Hirsch said that in many instances, such people would not be arrested, and that at worst, they might be arrested solely for the purpose of removing them from the area, and then releasing them later the same day without being charged.
He rejected out of hand the idea that protesters with no ancillary crime, such as a physical altercation with troops clearing an illegal protest, could be sent to jail for any extended sentence.
Furthermore, Hirsch said that most Palestinians prosecuted for membership in a terrorist organization were arrested for membership in Hamas, Palestinian Islamic Jihad or the Popular Front for the Liberation of Palestine, which are “all internationally designated terrorist organizations.”
Regarding those Palestinians HRW said were prosecuted for terrorism without proof of violence, Hirsch said that “not all terrorism-related offenses are inherently violent. Membership in terrorist organizations and the provision of material support, including terrorism funding and glorification, for terrorist organizations do not always manifest themselves in acts of violence.”
AS TO individual examples, one case the HRW report highlights is that of Khalida Jarrar, a member of the Palestinian Legislative Council.
HRW details how the IDF in recent years has placed Jarrar in administrative detention, indicted her numerous times, and rearresting her on October 31.
The report acknowledges that Jarrar is affiliated with the PFLP, but draws a distinction between her “political activism” for the political wing of the group and what it says is a separate military wing, which it acknowledges has attacked both Israeli soldiers and civilians.
Next, the report downplays Jarrar’s guilty plea to membership in an unlawful association, and implies doubts about whether she called for kidnapping Israeli soldiers in a 2012 speech.
In contrast, Hirsch said, “While the report seems to try to differentiate between the political and armed wing of the PFLP, in reality no such differentiation exists.
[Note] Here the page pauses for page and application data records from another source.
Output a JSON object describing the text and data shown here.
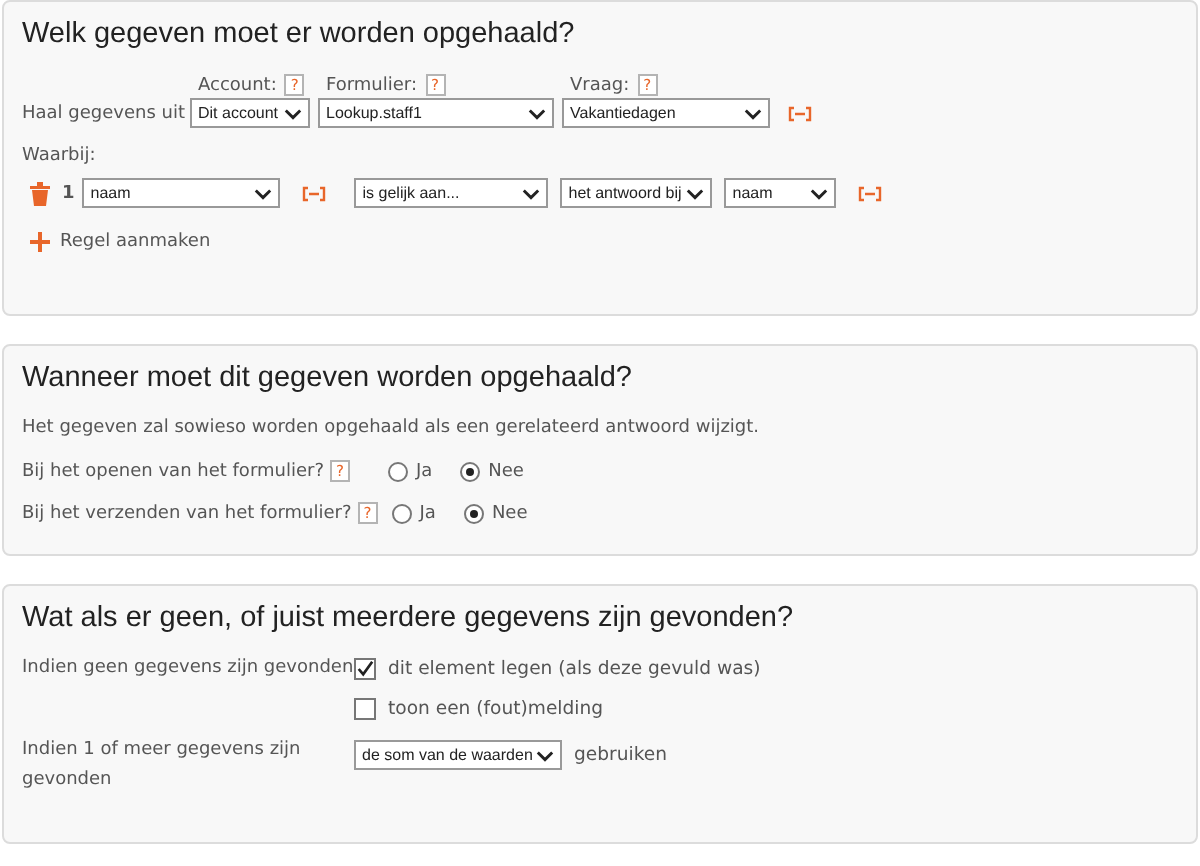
{
  "source": {
    "title": "Welk gegeven moet er worden opgehaald?",
    "label": "Haal gegevens uit",
    "fields": [
      {
        "label": "Account:",
        "help": "?",
        "value": "Dit account"
      },
      {
        "label": "Formulier:",
        "help": "?",
        "value": "Lookup.staff1"
      },
      {
        "label": "Vraag:",
        "help": "?",
        "value": "Vakantiedagen"
      }
    ],
    "conditions_label": "Waarbij:",
    "conditions": [
      {
        "number": "1",
        "field": "naam",
        "operator": "is gelijk aan...",
        "value_source": "het antwoord bij",
        "value": "naam"
      }
    ],
    "add_label": "Regel aanmaken"
  },
  "timing": {
    "title": "Wanneer moet dit gegeven worden opgehaald?",
    "note": "Het gegeven zal sowieso worden opgehaald als een gerelateerd antwoord wijzigt.",
    "questions": [
      {
        "label": "Bij het openen van het formulier?",
        "help": "?",
        "options": [
          {
            "label": "Ja",
            "selected": false
          },
          {
            "label": "Nee",
            "selected": true
          }
        ]
      },
      {
        "label": "Bij het verzenden van het formulier?",
        "help": "?",
        "options": [
          {
            "label": "Ja",
            "selected": false
          },
          {
            "label": "Nee",
            "selected": true
          }
        ]
      }
    ]
  },
  "results": {
    "title": "Wat als er geen, of juist meerdere gegevens zijn gevonden?",
    "none_label": "Indien geen gegevens zijn gevonden",
    "none_options": [
      {
        "label": "dit element legen (als deze gevuld was)",
        "checked": true
      },
      {
        "label": "toon een (fout)melding",
        "checked": false
      }
    ],
    "many_label": "Indien 1 of meer gegevens zijn gevonden",
    "many_value": "de som van de waarden",
    "many_suffix": "gebruiken"
  }
}
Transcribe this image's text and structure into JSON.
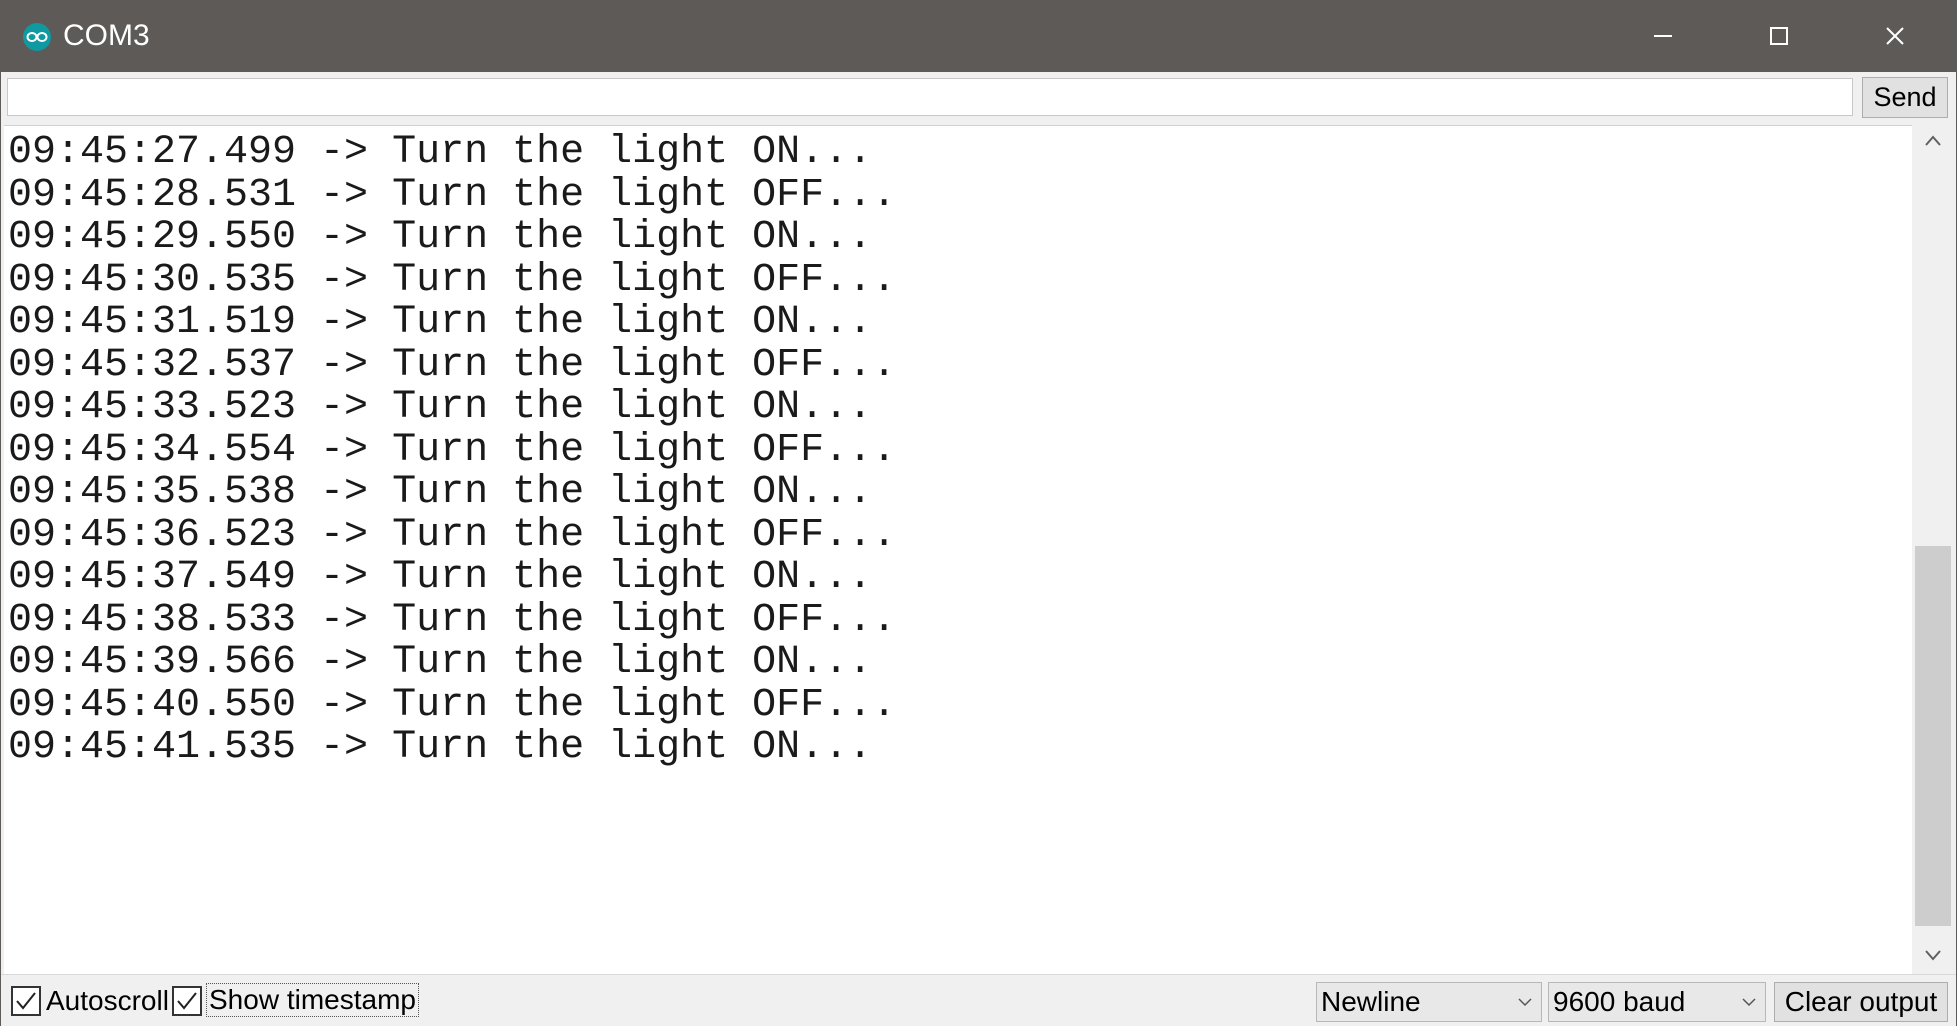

The fact is that Khalida Jarrar confessed to being a senior member in the PFLP, who called for the kidnapping of Israeli soldiers.”
“Most recently,” Hirsch added, “it was a PFLP cell that exploded an IED, murdering 16-year-old Rina Schnerb and seriously wounding others,” noting that “the terrorist reportedly responsible for the attack, a PFLP member, worked for Addameer… at the same time when Jarrar served as the deputy president of the organization.
“Having personally dealt with Jarrar’s indictment and conviction, I can positively attest that she is a terrorist actively involved in PFLP terrorist activities,” said Hirsch.
The HRW report cites several other specific cases in which it presents Palestinians who it says were only criticizing or protesting nonviolently against Israel.
Hirsch countered that many of those mentioned might have engaged in nonviolent protest, but also in other crimes – such as supporting Hezbollah – and that arrests would usually be for these other crimes.
Likewise, HRW and Hirsch differed over one individual involved in a Qatar charity, with the NGO saying that the charity was purely humanitarian, and Hirsch saying that it had connections to terrorist groups.
A generic response from Facebook was included in HRW’s report, which essentially claimed that the social media giant exercises independent judgment in deciding when to remove posts, and makes determinations based on whether posts violate its published set of standards.
NGO Monitor legal adviser Anne Herzberg said, “It is no surprise that such an extreme report was authored by HRW’s in-house BDS activist Omar Shakir, demonstrating that this once venerable NGO continues to move further and further away from its original purpose: to publish credible reports in service of universal human rights.”
Shakir was deported by Israel only a few weeks ago for alleged boycott activities, but said at a press conference presenting the report that “Israel may have forced me across the river [to Jordan], but they have not succeeded in muzzling our work.”